21 December 2020
Six days ago, the Argentine Chamber of Deputies approved the voluntary termination of the pregnancy project. This opens the debate, again, on the legalization of abortion in Latin America.
According to the Global Abortion Database of the World Health Organization, access to abortion in the region is restricted. Each country has its conditions and vetoes that, in the end, end up taking away women's possibility to decide about their bodies and future freely.
Across the globe, travel restrictions, stay-at-home orders and shifting health care priorities have combined to make abortion an even more difficult procedure to obtain.
As hospitals around the globe direct their attention and resources toward helping COVID-19 patients, other medical needs are, inevitably, getting less attention. One of those is women's reproductive health and access, in particular, to abortion, as evidenced in a recent study by the advocacy group Marie Stopes International. In a recent report, the organization noted that between January and June, in 37 countries, nearly two million fewer women received abortions than in the same period last year.
• Travel restrictions and bans have had an impact as well, limiting options for women in places ranging from the United States to Poland, as they are unable to access abortions in other states or countries where it is considered an essential procedure.
By Ana Ionova, Rio de Janeiro
Oct 14, 2020
Paloma had just cobbled together enough money for a clandestine abortion when the coronavirus pandemic shuttered much of Brazil.
The 27-year-old had been raped late last year by an ex-boyfriend who remained a close family friend. The mother of two found out she was pregnant a few weeks later, after moving from her native Bahia to Minas Gerais, a nearby state, for work.
"I didn't know what to do," recalls Paloma. "The only thing I was certain of was that I didn't want this child."
Reproductive justice is about much more than the freedom to choose to terminate a pregnancy or not – it challenges systems of oppression and discrimination and calls for a focused action plan for law reform.
By Tlaleng Mofokeng
14 August 2020
Dignity, bodily integrity, equality, safety and security, and health – including reproductive health – are human rights.
States must work to ensure that all people, regardless of gender, age, immigration or documentation status, geography or class, are able to access life-affirming and comprehensive healthcare.
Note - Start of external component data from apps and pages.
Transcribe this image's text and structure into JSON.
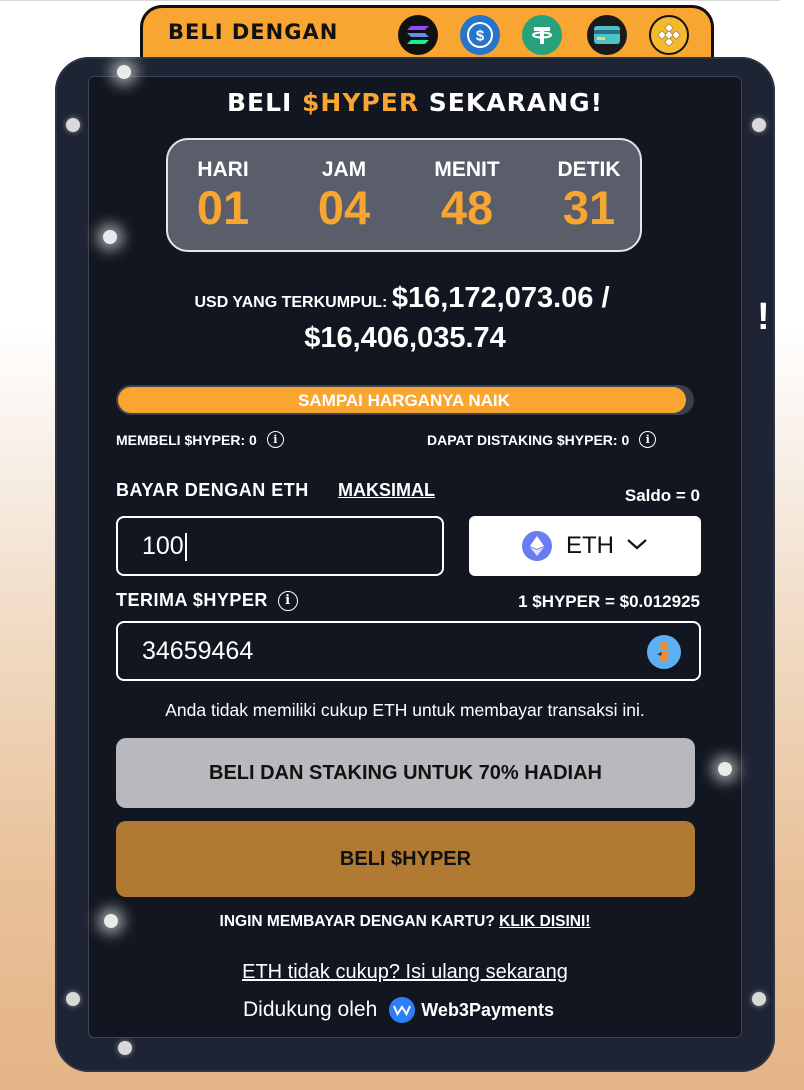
{
  "pay_with": {
    "label": "BELI DENGAN",
    "icons": [
      "solana-icon",
      "usdc-icon",
      "tether-icon",
      "card-icon",
      "bnb-icon"
    ]
  },
  "title": {
    "prefix": "BELI ",
    "token": "$HYPER",
    "suffix": " SEKARANG!"
  },
  "countdown": {
    "units": [
      {
        "label": "HARI",
        "value": "01"
      },
      {
        "label": "JAM",
        "value": "04"
      },
      {
        "label": "MENIT",
        "value": "48"
      },
      {
        "label": "DETIK",
        "value": "31"
      }
    ]
  },
  "raised": {
    "label": "USD YANG TERKUMPUL:",
    "amount": "$16,172,073.06 /",
    "target": "$16,406,035.74",
    "progress_fraction": 0.99
  },
  "progress_label": "SAMPAI HARGANYA NAIK",
  "stats": {
    "bought": "MEMBELI $HYPER: 0",
    "staked": "DAPAT DISTAKING $HYPER: 0"
  },
  "pay": {
    "label": "BAYAR DENGAN ETH",
    "max": "MAKSIMAL",
    "balance": "Saldo = 0",
    "amount": "100",
    "currency": "ETH"
  },
  "receive": {
    "label": "TERIMA $HYPER",
    "rate": "1 $HYPER = $0.012925",
    "amount": "34659464"
  },
  "warning": "Anda tidak memiliki cukup ETH untuk membayar transaksi ini.",
  "buttons": {
    "stake": "BELI DAN STAKING UNTUK 70% HADIAH",
    "buy": "BELI $HYPER"
  },
  "card": {
    "text": "INGIN MEMBAYAR DENGAN KARTU?",
    "link": "KLIK DISINI!"
  },
  "topup": "ETH tidak cukup? Isi ulang sekarang",
  "powered": {
    "text": "Didukung oleh",
    "brand": "Web3Payments"
  },
  "colors": {
    "accent": "#f9a532",
    "panel": "#1e2433",
    "buy_button": "#b07a33",
    "stake_button": "#b9b9bd"
  }
}
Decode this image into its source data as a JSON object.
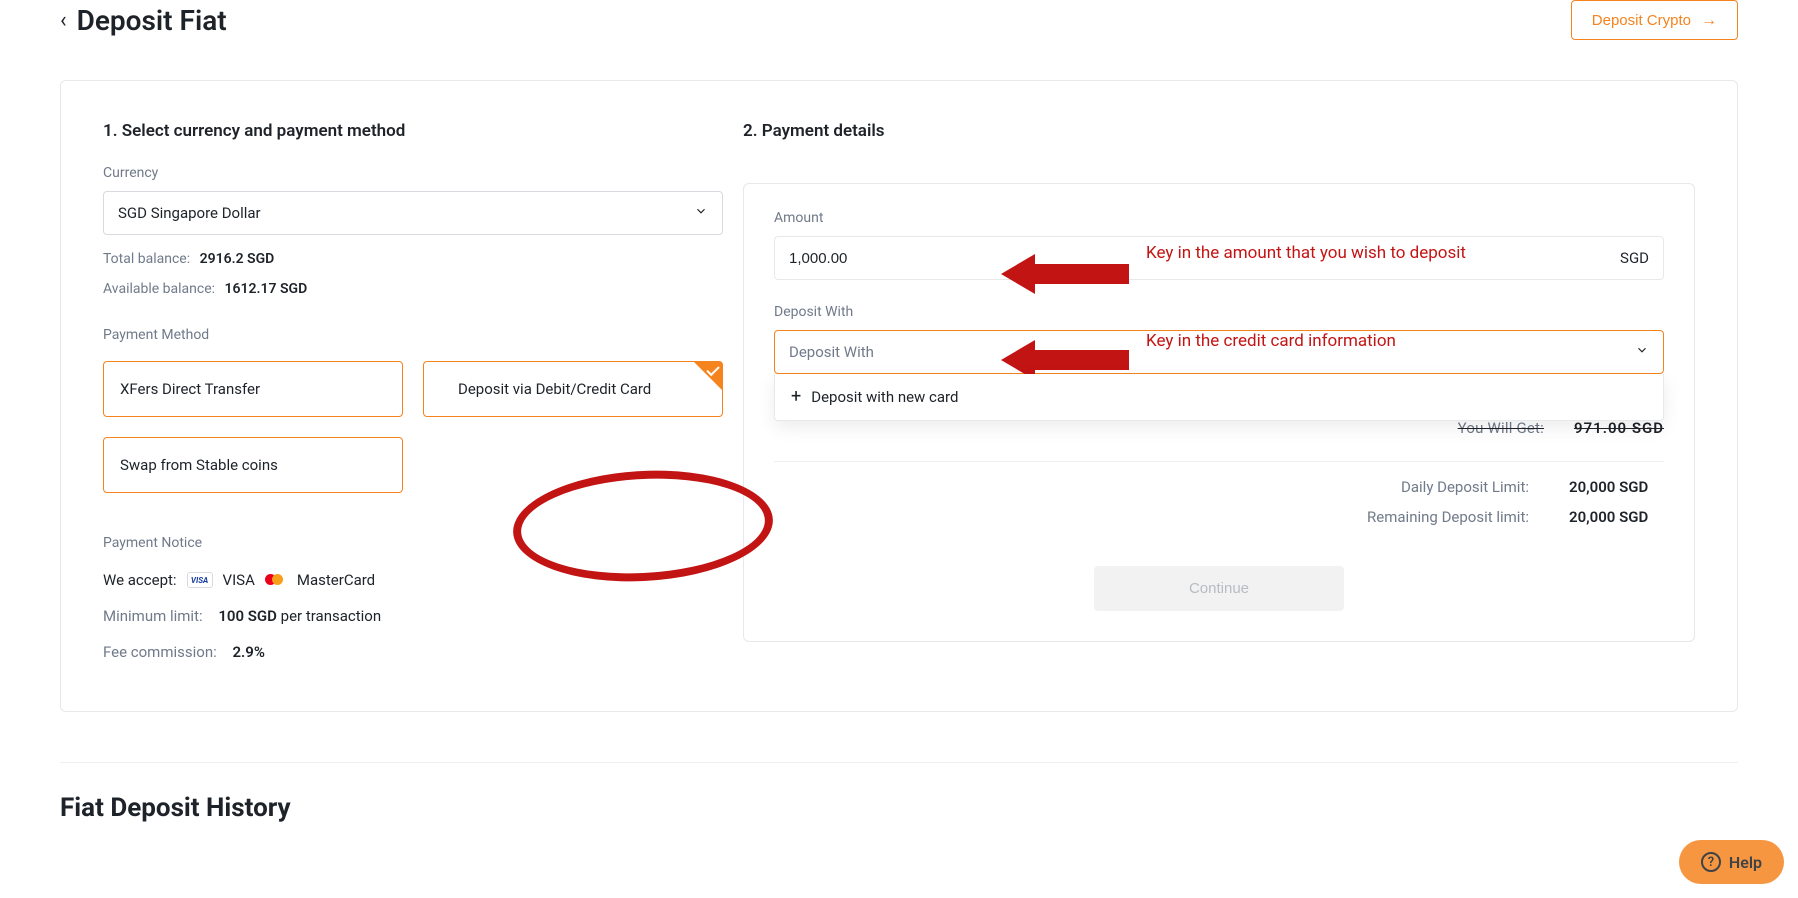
{
  "header": {
    "title": "Deposit Fiat",
    "deposit_crypto": "Deposit Crypto"
  },
  "left": {
    "section_title": "1. Select currency and payment method",
    "currency_label": "Currency",
    "currency_value": "SGD Singapore Dollar",
    "total_balance_label": "Total balance:",
    "total_balance_value": "2916.2 SGD",
    "available_balance_label": "Available balance:",
    "available_balance_value": "1612.17 SGD",
    "payment_method_label": "Payment Method",
    "pm_items": [
      "XFers Direct Transfer",
      "Deposit via Debit/Credit Card",
      "Swap from Stable coins"
    ],
    "notice_title": "Payment Notice",
    "we_accept": "We accept:",
    "visa_label": "VISA",
    "mc_label": "MasterCard",
    "min_limit_label": "Minimum limit:",
    "min_limit_value": "100 SGD",
    "per_tx": "per transaction",
    "fee_label": "Fee commission:",
    "fee_value": "2.9%"
  },
  "right": {
    "section_title": "2. Payment details",
    "amount_label": "Amount",
    "amount_value": "1,000.00",
    "amount_suffix": "SGD",
    "deposit_with_label": "Deposit With",
    "deposit_with_placeholder": "Deposit With",
    "deposit_new_card": "Deposit with new card",
    "you_get_label": "You Will Get:",
    "you_get_value": "971.00 SGD",
    "daily_limit_label": "Daily Deposit Limit:",
    "daily_limit_value": "20,000 SGD",
    "remaining_limit_label": "Remaining Deposit limit:",
    "remaining_limit_value": "20,000 SGD",
    "continue": "Continue"
  },
  "history_title": "Fiat Deposit History",
  "annotations": {
    "amount_hint": "Key in the amount that you wish to deposit",
    "card_hint": "Key in the credit card information"
  },
  "help": "Help"
}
No circumstances or interventions should lead to discrimination, obstruction of access to abortion, or complications or death due to unsafe procedures.
Low priority for reproductive health during lockdown leaves millions unable to access contraception or safe terminations
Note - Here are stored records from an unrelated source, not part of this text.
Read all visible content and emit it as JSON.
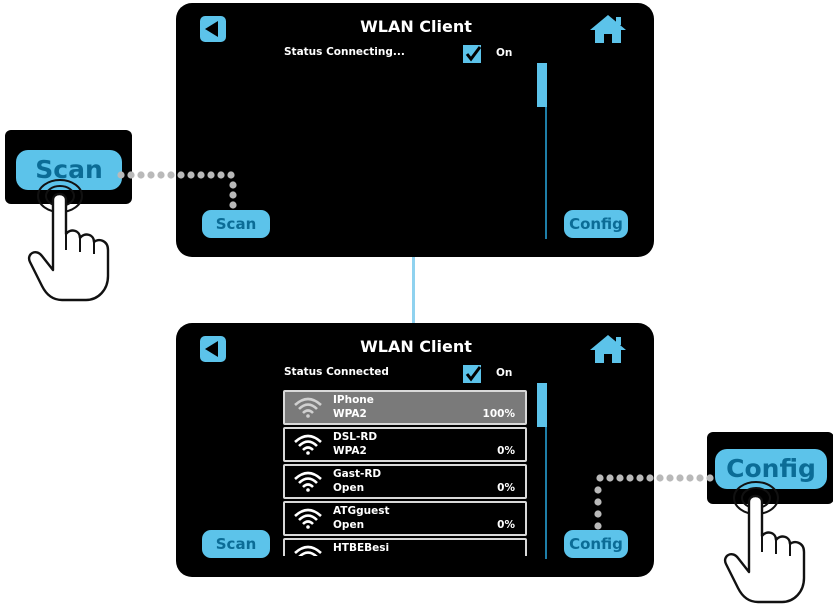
{
  "top_screen": {
    "title": "WLAN Client",
    "status": "Status Connecting...",
    "on_label": "On",
    "scan_label": "Scan",
    "config_label": "Config"
  },
  "bottom_screen": {
    "title": "WLAN Client",
    "status": "Status Connected",
    "on_label": "On",
    "scan_label": "Scan",
    "config_label": "Config",
    "networks": [
      {
        "name": "IPhone",
        "security": "WPA2",
        "signal": "100%",
        "selected": true
      },
      {
        "name": "DSL-RD",
        "security": "WPA2",
        "signal": "0%"
      },
      {
        "name": "Gast-RD",
        "security": "Open",
        "signal": "0%"
      },
      {
        "name": "ATGguest",
        "security": "Open",
        "signal": "0%"
      },
      {
        "name": "HTBEBesi",
        "security": "",
        "signal": ""
      }
    ]
  },
  "callouts": {
    "scan_label": "Scan",
    "config_label": "Config"
  },
  "icons": {
    "back": "back-arrow-icon",
    "home": "home-icon",
    "wifi": "wifi-icon",
    "check": "checkmark-icon",
    "hand": "tapping-hand-icon"
  },
  "colors": {
    "accent": "#5cc3ea",
    "button_text": "#0b6c96",
    "screen_bg": "#000000",
    "selected_row": "#7a7a7a"
  }
}
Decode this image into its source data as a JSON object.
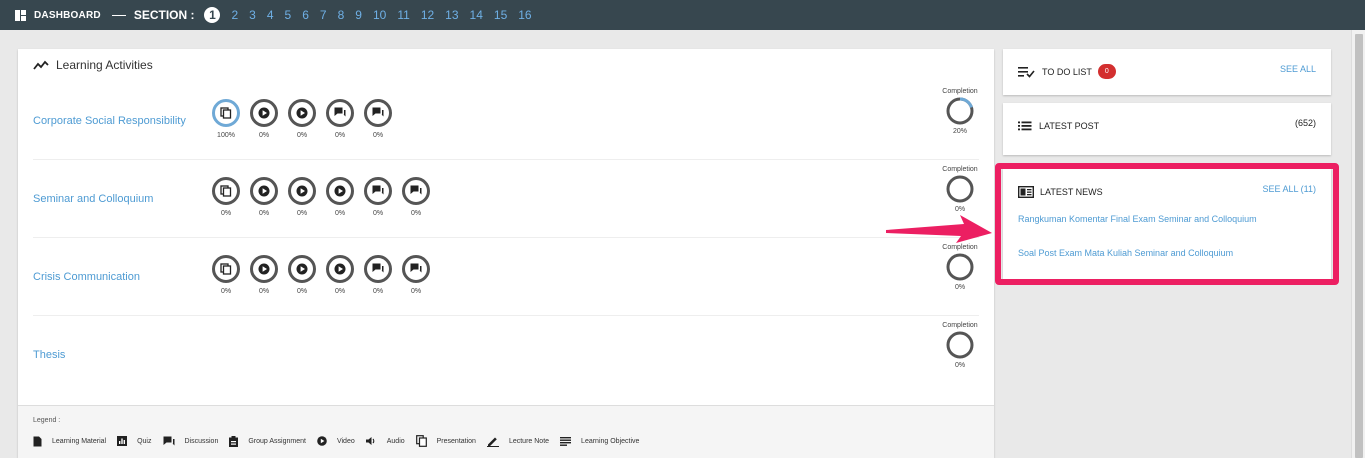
{
  "topbar": {
    "dashboard_label": "DASHBOARD",
    "section_label": "SECTION :",
    "sections": [
      "1",
      "2",
      "3",
      "4",
      "5",
      "6",
      "7",
      "8",
      "9",
      "10",
      "11",
      "12",
      "13",
      "14",
      "15",
      "16"
    ],
    "active_section": "1"
  },
  "main": {
    "title": "Learning Activities",
    "completion_label": "Completion",
    "courses": [
      {
        "name": "Corporate Social Responsibility",
        "activities": [
          {
            "type": "presentation",
            "pct": "100%",
            "full": true
          },
          {
            "type": "video",
            "pct": "0%"
          },
          {
            "type": "video",
            "pct": "0%"
          },
          {
            "type": "discussion",
            "pct": "0%"
          },
          {
            "type": "discussion",
            "pct": "0%"
          }
        ],
        "completion": "20%",
        "completion_value": 0.2
      },
      {
        "name": "Seminar and Colloquium",
        "activities": [
          {
            "type": "presentation",
            "pct": "0%"
          },
          {
            "type": "video",
            "pct": "0%"
          },
          {
            "type": "video",
            "pct": "0%"
          },
          {
            "type": "video",
            "pct": "0%"
          },
          {
            "type": "discussion",
            "pct": "0%"
          },
          {
            "type": "discussion",
            "pct": "0%"
          }
        ],
        "completion": "0%",
        "completion_value": 0
      },
      {
        "name": "Crisis Communication",
        "activities": [
          {
            "type": "presentation",
            "pct": "0%"
          },
          {
            "type": "video",
            "pct": "0%"
          },
          {
            "type": "video",
            "pct": "0%"
          },
          {
            "type": "video",
            "pct": "0%"
          },
          {
            "type": "discussion",
            "pct": "0%"
          },
          {
            "type": "discussion",
            "pct": "0%"
          }
        ],
        "completion": "0%",
        "completion_value": 0
      },
      {
        "name": "Thesis",
        "activities": [],
        "completion": "0%",
        "completion_value": 0
      }
    ]
  },
  "legend": {
    "title": "Legend :",
    "items": [
      {
        "icon": "learning-material-icon",
        "label": "Learning Material"
      },
      {
        "icon": "quiz-icon",
        "label": "Quiz"
      },
      {
        "icon": "discussion-icon",
        "label": "Discussion"
      },
      {
        "icon": "group-assignment-icon",
        "label": "Group Assignment"
      },
      {
        "icon": "video-icon",
        "label": "Video"
      },
      {
        "icon": "audio-icon",
        "label": "Audio"
      },
      {
        "icon": "presentation-icon",
        "label": "Presentation"
      },
      {
        "icon": "lecture-note-icon",
        "label": "Lecture Note"
      },
      {
        "icon": "learning-objective-icon",
        "label": "Learning Objective"
      }
    ]
  },
  "todo": {
    "title": "TO DO LIST",
    "count": "0",
    "see_all": "SEE ALL"
  },
  "latest_post": {
    "title": "LATEST POST",
    "count": "(652)"
  },
  "latest_news": {
    "title": "LATEST NEWS",
    "see_all": "SEE ALL (11)",
    "items": [
      "Rangkuman Komentar Final Exam Seminar and Colloquium",
      "Soal Post Exam Mata Kuliah Seminar and Colloquium"
    ]
  },
  "colors": {
    "topbar": "#37474f",
    "link": "#4e9bd3",
    "highlight": "#ec1f62",
    "badge": "#d32f2f",
    "progress": "#6fa9d6"
  }
}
Neha Thirani Bagri in Mumbai
Published on Mon 13 Jul 2020
Sadhna Gupta* discovered she was pregnant just after India imposed a crippling lockdown to curb the spread of Covid-19.
The 21-year-old from the eastern Indian city of Bhubaneswar didn’t want to be pregnant. With no public transport available, clinics closed and Bhubaneswar at a standstill, she bought an abortion pill without consulting a doctor. While what she did was not unusual, Indian law requires a prescription for the pills from a licensed medical professional.